Business Development Service and the Performance of Informal Businesses in Uganda: The Case of Pride Microfinance
MetadataShow full item record

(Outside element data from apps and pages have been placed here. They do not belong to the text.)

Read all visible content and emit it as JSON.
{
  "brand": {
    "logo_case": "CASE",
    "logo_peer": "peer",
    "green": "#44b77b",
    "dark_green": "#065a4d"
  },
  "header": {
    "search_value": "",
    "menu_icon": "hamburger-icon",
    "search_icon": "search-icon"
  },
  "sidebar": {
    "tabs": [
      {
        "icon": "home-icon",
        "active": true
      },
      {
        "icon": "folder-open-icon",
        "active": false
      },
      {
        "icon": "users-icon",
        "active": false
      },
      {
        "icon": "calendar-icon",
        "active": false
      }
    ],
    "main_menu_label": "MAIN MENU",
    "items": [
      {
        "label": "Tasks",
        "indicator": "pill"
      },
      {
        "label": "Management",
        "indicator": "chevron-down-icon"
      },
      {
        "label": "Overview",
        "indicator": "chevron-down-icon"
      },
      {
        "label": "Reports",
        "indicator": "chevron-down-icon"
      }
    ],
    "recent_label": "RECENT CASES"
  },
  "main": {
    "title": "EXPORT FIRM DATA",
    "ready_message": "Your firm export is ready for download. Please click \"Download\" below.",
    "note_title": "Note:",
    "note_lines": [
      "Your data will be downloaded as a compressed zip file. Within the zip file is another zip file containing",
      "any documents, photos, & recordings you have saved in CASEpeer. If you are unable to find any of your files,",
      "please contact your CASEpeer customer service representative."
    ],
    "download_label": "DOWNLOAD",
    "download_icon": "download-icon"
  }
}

This study sought to examine the contribution of Business Development Service (BDS) towards the Performance of Informal Businesses in Uganda with a major focus on informal businesses in Katwe, a Kampala suburb. The study specifically, aimed at establishing and documenting the BDS offered by Pride Microfinance. Furthermore, the study sought to assess the level of awareness about business development services provided by Microfinance Finance Institutions (MFIs) to informal businesses and finally, investigated the extent to which BDS have led to improved performance of informal businesses particularly in terms of sales, assets growth and brand identity. The study employed a cross sectional design due to its advantages that enables a lot of information to be collected from a sizeable population in a highly economical way, as well as enabling the researchers to use smaller groups of people to make inferences about larger groups which would have been prohibitively expensive to study. Using quantitative and qualitative methods a survey of 150 informal businesses and in-depth interviews with the MFI were conducted. The findings indicated that Pride microfinance mainly offers BDS in form of financial literacy; specifically sensitizing informal businesses on how to manage revenues and expenditures through proper record keeping, enhancement of sales, utilizing the excess cash wisely for instance by re-investing in acquisition of assets and showing them on how they can be loyal to their clients as a strategy to improve brand identity. The findings also indicated that a big number of informal business owners in Katwe were aware of BDS, however, the willingness to embrace the services was constrained by experience and individual attributes such as age and the level of education attained. In regard to the performance, the findings indicated that there is a strong link between BDS and business performance, in that, in cases where business development services have been incorporated with credit to informal businesses, a big number of them have automatically recorded positive performance in terms of sales, assets growth and brand identity. The study recommends MFI to widen scope in extending BDS to informal businesses. Informal businesses need to embrace BDS since the findings indicated BDS enhance business performance. Since some informal business owners were found to have negative attitudes towards training, there is need for sensitizing them about the importance of BDS in enhancing business performance.